“We are not blindly trusting that these bills are going to get done in the Senate, without actually having that be guaranteed,” said Rep. Ilhan Omar, D-Minn., a leader of House progressives. The guarantee she and other progressives want is a Senate-passed, compromise $3.5 trillion measure that progressives support and can pass the House.
“My father told me when I was growing up, there’s a fine line between being a good guy” and a “fool,” said Rep. Jim McGovern, D-Mass. “I don’t want to be rolled.” He said House progressives want “an assurance” that the Senate will send a compromise bill to the House.
Yet instead of waiting for that accord to be struck, House leaders were honoring “some stupid, arbitrary deadline” that moderates demanded to debate and vote on the infrastructure bill this week, complained Rep. Pramila Jayapal, D-Wash., who heads the nearly 100-member Congressional Progressive Caucus.
As for moderates, Rep. Stephanie Murphy, D-Fla., told reporters Wednesday that she wanted Biden, party leaders and outside allies like labor unions to lobby House Democrats to back the infrastructure measure.
“If the vote were to fail tomorrow or be delayed, there would be a significant breach in trust that would slow the momentum in moving forward in delivering the Biden agenda,” said Murphy, leader of the centrist House Blue Dog Coalition.
Later Wednesday, Manchin, perhaps the centrist whom party progressives most resent, piqued them further with his latest salvo against the $3.5 trillion package.
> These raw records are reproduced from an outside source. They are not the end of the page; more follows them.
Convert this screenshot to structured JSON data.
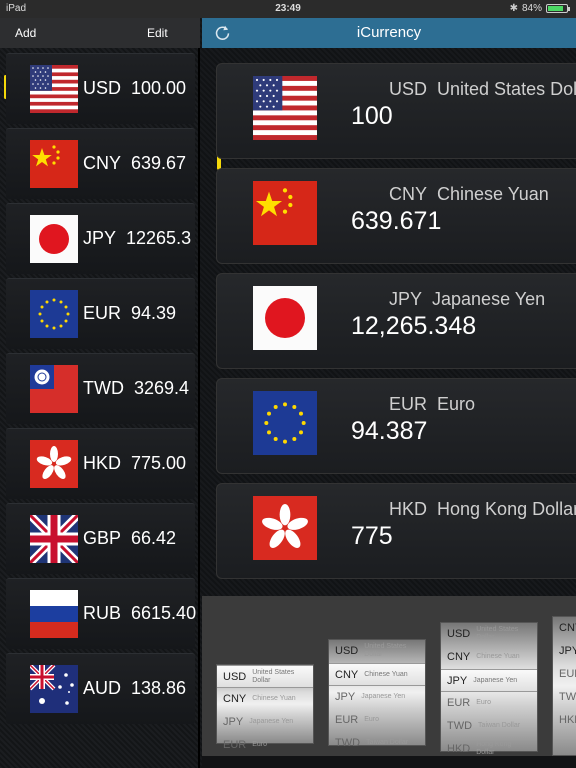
{
  "status": {
    "device": "iPad",
    "time": "23:49",
    "battery": "84%",
    "battery_level": 0.84
  },
  "left_nav": {
    "add": "Add",
    "edit": "Edit"
  },
  "right_nav": {
    "title": "iCurrency"
  },
  "sidebar": [
    {
      "code": "USD",
      "value": "100.00"
    },
    {
      "code": "CNY",
      "value": "639.67"
    },
    {
      "code": "JPY",
      "value": "12265.3"
    },
    {
      "code": "EUR",
      "value": "94.39"
    },
    {
      "code": "TWD",
      "value": "3269.4"
    },
    {
      "code": "HKD",
      "value": "775.00"
    },
    {
      "code": "GBP",
      "value": "66.42"
    },
    {
      "code": "RUB",
      "value": "6615.40"
    },
    {
      "code": "AUD",
      "value": "138.86"
    }
  ],
  "cards": [
    {
      "code": "USD",
      "name": "United States Dollar",
      "value": "100"
    },
    {
      "code": "CNY",
      "name": "Chinese Yuan",
      "value": "639.671"
    },
    {
      "code": "JPY",
      "name": "Japanese Yen",
      "value": "12,265.348"
    },
    {
      "code": "EUR",
      "name": "Euro",
      "value": "94.387"
    },
    {
      "code": "HKD",
      "name": "Hong Kong Dollar",
      "value": "775"
    }
  ],
  "picker": [
    {
      "rows": [
        {
          "code": "USD",
          "name": "United States Dollar",
          "sel": true
        },
        {
          "code": "CNY",
          "name": "Chinese Yuan"
        },
        {
          "code": "JPY",
          "name": "Japanese Yen"
        },
        {
          "code": "EUR",
          "name": "Euro"
        }
      ]
    },
    {
      "rows": [
        {
          "code": "USD",
          "name": "United States Dollar"
        },
        {
          "code": "CNY",
          "name": "Chinese Yuan",
          "sel": true
        },
        {
          "code": "JPY",
          "name": "Japanese Yen"
        },
        {
          "code": "EUR",
          "name": "Euro"
        },
        {
          "code": "TWD",
          "name": "Taiwan Dollar"
        }
      ]
    },
    {
      "rows": [
        {
          "code": "USD",
          "name": "United States Dollar"
        },
        {
          "code": "CNY",
          "name": "Chinese Yuan"
        },
        {
          "code": "JPY",
          "name": "Japanese Yen",
          "sel": true
        },
        {
          "code": "EUR",
          "name": "Euro"
        },
        {
          "code": "TWD",
          "name": "Taiwan Dollar"
        },
        {
          "code": "HKD",
          "name": "Hong Kong Dollar"
        }
      ]
    },
    {
      "rows": [
        {
          "code": "CNY",
          "name": ""
        },
        {
          "code": "JPY",
          "name": ""
        },
        {
          "code": "EUR",
          "name": ""
        },
        {
          "code": "TWD",
          "name": ""
        },
        {
          "code": "HKD",
          "name": ""
        }
      ]
    }
  ],
  "colors": {
    "nav_blue": "#2d6e93",
    "selection": "#f5d90a"
  }
}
Spending that much at a time of inflation and a ballooning national debt is “the definition of fiscal insanity,” Manchin said.
“I assume he’s saying that the president is insane, because this is the president’s agenda,” Jayapal said.
None of this is a surprise to John Lawrence. He was Pelosi’s chief of staff when Obama’s health care overhaul moved through Congress.
That measure was enacted over solid Republican opposition, when Democrats had much larger majorities than today. But first, Democrats in the House and Senate spent months fighting over issues like whether to include government-run “public option” health coverage, which ended up being dropped.
Distrust between the two chambers ran “very, very deep,” Lawrence recalled in an interview. To address that, then-Senate Majority Leader Harry Reid, D-Nev., privately presented a letter to nervous House Democrats that he said committed Democratic senators to supporting provisions in a House-passed bill that embodied parts of the overhaul.
As was true a decade ago, letting Democrats’ internal disputes sink Biden’s agenda risks damage in next year’s congressional elections by alienating voters, Lawrence said.
“It either shows Democrats can be trusted to govern” or not, he said of how the party will handle the current fight.
“It’s like the gunfight at the OK Corral,” Lawrence said. “Everybody has their guns pointed at each other. You either pull the trigger or go back into the saloon and try to work this thing out.”